« First Look: Leadership Books for March 2013 | Leading Blog Main Page | Leadership and the Art of Struggle: 5 Things You Can Do »


Predictive Analytics: Making Data Valuable

Thomas Davenport says that we live in a predictive society. Black Swans notwithstanding, most human behavior is quite regular and predictable.

It perhaps goes without saying that organizations secure a competitive stronghold by predicting the future destiny and value of individual assets. Prediction though, is easier said than done. It involves a complex mix of data, all weighed in varying degrees. However, predictions need not be “accurate” to score big value, says Eric Siegel in Predictive Analytics. For example:
One of the most straightforward commercial applications of predictive technology is deciding whom to target when a company sends direct mail. If the learning process identifies a carefully defined group of customers who are predicted to be, say, three time more likely than average to respond positively to the mail, the company profits big time by preemptively removing nonresponders from the mailing list. And those nonresponders in turn benefit, contending with less junk mail.
Data, while often considered eminently boring, “embodies a priceless collection of experience from which to learn.” It’s a way to leverage what you know—where you’ve been.

This mind-numbing work can be done—and is done—almost automatically by computer.
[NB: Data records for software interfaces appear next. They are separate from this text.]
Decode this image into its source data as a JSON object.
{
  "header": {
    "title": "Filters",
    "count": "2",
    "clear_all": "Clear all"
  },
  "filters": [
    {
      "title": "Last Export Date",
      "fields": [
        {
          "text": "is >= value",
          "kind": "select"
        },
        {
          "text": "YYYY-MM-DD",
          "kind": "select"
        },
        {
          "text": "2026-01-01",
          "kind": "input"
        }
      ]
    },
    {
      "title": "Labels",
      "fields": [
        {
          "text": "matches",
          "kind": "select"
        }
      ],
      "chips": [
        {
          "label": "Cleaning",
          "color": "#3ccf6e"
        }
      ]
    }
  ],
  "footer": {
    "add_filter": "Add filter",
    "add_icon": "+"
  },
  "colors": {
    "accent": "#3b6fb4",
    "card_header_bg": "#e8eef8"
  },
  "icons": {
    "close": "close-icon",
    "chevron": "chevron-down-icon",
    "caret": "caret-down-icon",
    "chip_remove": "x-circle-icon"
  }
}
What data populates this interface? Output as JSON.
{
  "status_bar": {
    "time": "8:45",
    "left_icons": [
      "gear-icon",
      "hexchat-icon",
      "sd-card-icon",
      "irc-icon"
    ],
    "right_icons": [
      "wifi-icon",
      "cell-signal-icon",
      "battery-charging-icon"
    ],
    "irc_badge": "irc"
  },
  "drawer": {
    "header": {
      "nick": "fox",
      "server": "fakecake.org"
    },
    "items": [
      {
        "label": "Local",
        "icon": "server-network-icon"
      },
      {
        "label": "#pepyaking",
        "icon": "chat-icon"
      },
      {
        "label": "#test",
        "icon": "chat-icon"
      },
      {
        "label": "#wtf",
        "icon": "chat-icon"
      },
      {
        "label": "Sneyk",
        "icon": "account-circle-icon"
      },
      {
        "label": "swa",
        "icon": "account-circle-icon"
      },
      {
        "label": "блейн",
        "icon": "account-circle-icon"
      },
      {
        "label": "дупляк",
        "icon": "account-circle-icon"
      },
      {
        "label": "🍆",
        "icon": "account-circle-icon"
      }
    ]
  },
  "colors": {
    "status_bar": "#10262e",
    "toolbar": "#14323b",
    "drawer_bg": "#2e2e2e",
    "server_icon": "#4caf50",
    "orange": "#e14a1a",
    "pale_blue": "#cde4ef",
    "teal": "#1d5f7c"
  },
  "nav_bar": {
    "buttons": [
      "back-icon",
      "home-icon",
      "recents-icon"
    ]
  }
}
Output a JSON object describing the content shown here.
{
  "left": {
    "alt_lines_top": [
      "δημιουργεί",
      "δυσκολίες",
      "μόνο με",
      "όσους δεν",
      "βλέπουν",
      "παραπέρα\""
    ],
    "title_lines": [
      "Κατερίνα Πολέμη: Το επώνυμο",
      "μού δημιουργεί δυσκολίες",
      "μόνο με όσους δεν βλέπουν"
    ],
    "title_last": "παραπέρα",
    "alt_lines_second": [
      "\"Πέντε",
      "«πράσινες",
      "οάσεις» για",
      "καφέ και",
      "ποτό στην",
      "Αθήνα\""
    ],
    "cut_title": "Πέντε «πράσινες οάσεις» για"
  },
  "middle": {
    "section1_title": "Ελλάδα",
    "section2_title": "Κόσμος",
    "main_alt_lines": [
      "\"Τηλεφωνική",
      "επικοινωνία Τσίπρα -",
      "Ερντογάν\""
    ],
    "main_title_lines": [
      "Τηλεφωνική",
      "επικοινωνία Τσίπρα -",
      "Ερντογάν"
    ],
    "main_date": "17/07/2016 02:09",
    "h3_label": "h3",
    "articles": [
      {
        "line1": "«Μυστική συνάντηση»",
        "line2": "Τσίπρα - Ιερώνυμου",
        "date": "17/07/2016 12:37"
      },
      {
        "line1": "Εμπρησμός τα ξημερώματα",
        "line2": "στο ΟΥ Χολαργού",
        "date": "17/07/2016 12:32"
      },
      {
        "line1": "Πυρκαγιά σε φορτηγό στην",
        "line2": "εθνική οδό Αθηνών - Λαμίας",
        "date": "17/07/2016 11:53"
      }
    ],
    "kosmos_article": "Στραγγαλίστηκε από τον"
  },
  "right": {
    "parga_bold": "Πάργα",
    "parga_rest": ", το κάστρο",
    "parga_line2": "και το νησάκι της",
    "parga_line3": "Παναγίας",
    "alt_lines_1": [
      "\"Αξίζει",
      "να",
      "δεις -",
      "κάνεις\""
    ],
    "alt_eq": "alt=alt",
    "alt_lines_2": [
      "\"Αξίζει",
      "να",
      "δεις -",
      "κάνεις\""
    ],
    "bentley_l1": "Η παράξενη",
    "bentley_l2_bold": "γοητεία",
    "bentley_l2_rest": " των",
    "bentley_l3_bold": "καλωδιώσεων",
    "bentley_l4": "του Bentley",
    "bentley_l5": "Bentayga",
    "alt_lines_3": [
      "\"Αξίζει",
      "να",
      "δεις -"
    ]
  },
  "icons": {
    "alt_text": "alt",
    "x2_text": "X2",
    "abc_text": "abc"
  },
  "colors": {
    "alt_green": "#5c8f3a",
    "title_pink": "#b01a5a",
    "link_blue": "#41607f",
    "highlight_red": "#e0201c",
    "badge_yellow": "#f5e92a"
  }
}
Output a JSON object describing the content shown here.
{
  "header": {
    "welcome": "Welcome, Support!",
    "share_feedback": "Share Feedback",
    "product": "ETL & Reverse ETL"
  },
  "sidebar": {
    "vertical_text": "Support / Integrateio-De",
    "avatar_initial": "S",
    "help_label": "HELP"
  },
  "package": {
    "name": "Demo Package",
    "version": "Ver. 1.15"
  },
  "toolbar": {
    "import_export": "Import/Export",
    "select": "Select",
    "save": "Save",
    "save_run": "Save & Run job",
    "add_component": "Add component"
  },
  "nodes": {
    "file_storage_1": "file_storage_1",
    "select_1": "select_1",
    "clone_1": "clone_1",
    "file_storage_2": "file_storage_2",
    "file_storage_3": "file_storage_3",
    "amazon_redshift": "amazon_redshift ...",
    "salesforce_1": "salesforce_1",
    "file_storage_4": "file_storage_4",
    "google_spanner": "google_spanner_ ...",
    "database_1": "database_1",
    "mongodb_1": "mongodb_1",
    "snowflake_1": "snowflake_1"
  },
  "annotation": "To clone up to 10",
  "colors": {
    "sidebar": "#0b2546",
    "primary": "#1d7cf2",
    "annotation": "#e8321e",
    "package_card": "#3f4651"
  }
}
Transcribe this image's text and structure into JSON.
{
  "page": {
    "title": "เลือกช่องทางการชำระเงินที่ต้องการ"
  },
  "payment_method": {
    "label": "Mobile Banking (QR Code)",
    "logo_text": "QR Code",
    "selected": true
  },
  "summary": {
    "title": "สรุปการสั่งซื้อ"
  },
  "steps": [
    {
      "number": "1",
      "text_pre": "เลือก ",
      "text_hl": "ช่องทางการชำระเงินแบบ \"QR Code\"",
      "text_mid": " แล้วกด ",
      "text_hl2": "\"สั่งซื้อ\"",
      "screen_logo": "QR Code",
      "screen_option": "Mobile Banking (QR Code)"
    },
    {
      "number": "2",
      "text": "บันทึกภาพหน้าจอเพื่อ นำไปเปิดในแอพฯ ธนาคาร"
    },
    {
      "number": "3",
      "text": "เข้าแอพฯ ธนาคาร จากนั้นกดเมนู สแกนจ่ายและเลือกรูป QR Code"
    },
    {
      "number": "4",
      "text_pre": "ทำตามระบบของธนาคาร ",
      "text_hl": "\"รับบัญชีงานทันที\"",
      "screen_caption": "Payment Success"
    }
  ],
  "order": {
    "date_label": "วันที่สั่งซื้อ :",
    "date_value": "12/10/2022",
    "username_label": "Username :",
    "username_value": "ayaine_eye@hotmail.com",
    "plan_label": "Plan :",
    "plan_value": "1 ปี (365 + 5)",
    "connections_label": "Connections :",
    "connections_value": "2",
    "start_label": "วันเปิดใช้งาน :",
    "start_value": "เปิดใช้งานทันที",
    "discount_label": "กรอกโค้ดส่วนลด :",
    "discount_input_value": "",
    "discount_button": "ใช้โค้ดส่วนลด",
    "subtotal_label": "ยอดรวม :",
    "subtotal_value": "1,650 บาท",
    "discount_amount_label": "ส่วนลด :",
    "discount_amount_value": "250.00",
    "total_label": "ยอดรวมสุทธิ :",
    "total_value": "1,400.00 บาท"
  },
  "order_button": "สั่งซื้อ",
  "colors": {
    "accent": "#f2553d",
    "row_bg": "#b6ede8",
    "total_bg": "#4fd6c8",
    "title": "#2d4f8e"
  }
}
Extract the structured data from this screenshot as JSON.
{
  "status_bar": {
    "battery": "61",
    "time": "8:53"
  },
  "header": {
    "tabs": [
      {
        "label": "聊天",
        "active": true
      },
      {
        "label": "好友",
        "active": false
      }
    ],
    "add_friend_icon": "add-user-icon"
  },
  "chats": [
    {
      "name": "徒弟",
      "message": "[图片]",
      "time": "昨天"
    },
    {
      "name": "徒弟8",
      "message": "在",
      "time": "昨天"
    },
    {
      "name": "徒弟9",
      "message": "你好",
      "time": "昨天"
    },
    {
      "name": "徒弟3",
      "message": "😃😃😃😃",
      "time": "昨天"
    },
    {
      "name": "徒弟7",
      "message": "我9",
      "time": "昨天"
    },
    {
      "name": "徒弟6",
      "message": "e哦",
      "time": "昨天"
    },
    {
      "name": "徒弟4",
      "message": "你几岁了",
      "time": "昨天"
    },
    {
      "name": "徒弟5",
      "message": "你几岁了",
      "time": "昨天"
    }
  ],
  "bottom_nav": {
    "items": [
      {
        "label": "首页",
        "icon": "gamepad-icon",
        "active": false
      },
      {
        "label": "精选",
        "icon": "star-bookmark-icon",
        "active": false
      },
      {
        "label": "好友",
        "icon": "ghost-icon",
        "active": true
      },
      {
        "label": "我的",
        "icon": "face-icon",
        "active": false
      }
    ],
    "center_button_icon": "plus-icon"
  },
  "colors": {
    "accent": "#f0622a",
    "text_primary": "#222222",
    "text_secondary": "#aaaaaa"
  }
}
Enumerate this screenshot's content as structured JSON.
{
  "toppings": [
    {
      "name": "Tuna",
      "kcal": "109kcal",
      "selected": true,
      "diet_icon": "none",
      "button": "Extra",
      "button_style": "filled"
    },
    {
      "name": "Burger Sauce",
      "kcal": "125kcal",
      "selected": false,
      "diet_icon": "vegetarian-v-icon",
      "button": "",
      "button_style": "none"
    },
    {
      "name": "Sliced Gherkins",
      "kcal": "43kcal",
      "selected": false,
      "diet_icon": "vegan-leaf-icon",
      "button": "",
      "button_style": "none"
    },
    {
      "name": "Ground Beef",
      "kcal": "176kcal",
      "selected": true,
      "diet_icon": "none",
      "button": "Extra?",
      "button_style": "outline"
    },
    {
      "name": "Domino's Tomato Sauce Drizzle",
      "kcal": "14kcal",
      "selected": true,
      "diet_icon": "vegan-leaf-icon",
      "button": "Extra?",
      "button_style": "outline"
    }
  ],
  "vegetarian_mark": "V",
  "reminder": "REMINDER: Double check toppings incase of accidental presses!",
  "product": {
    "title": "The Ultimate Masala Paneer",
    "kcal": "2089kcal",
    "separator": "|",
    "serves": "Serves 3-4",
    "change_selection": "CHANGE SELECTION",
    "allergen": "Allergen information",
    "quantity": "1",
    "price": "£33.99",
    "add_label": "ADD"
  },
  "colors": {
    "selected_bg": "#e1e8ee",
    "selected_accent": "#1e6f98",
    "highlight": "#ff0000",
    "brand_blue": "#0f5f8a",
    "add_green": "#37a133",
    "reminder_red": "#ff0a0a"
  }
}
With computers we are able to discover new patterns and develop new knowledge by processing huge amounts of data—almost automatically. “Machine learning,” as it is called, “develops predictive capabilities with a form of number-crunching, a trial-and-error learning process that builds upon statistics and computer science.” Interestingly, Siegel writes, “the machine actually leans more about your next likely action by studying others than by studying you.”

Prediction empowers the organization with an entirely new form of competitive armament. “Predictive Analytics is the process by which an organization learns from the experience it has collectively gained across its team members and computer systems. In fact, an organization that doesn’t leverage its data in this way is like a person with a photographic memory who never bothers to think.”

“Predictions drive how organizations treat and serve an individual, across the operations that define a functional society.” How can we use this emerging science to use data-driven predictions to improve the effectiveness of business and the quality of our lives?

* * *

Like us on Facebook for additional leadership and personal development ideas.

* * *

Posted by Michael McKinney at 11:53 PM
| Comments (0) | Leading Forum

Post a comment

(If you haven't left a comment here before, you may need to be approved by the site owner before your comment will appear. Until then, it won't appear on the entry. Thanks for waiting.)

Copyright ©1998-2019 LeadershipNow All Rights Reserved
All materials contained in LeadershipNow.com are protected by copyright and trademark laws and may not be used for any purpose whatsoever other than private, noncommercial viewing purposes. Derivative works and other unauthorized copying or use of stills, video footage, text or graphics is expressly prohibited. LeadershipNow is a trademark of M2 Communications.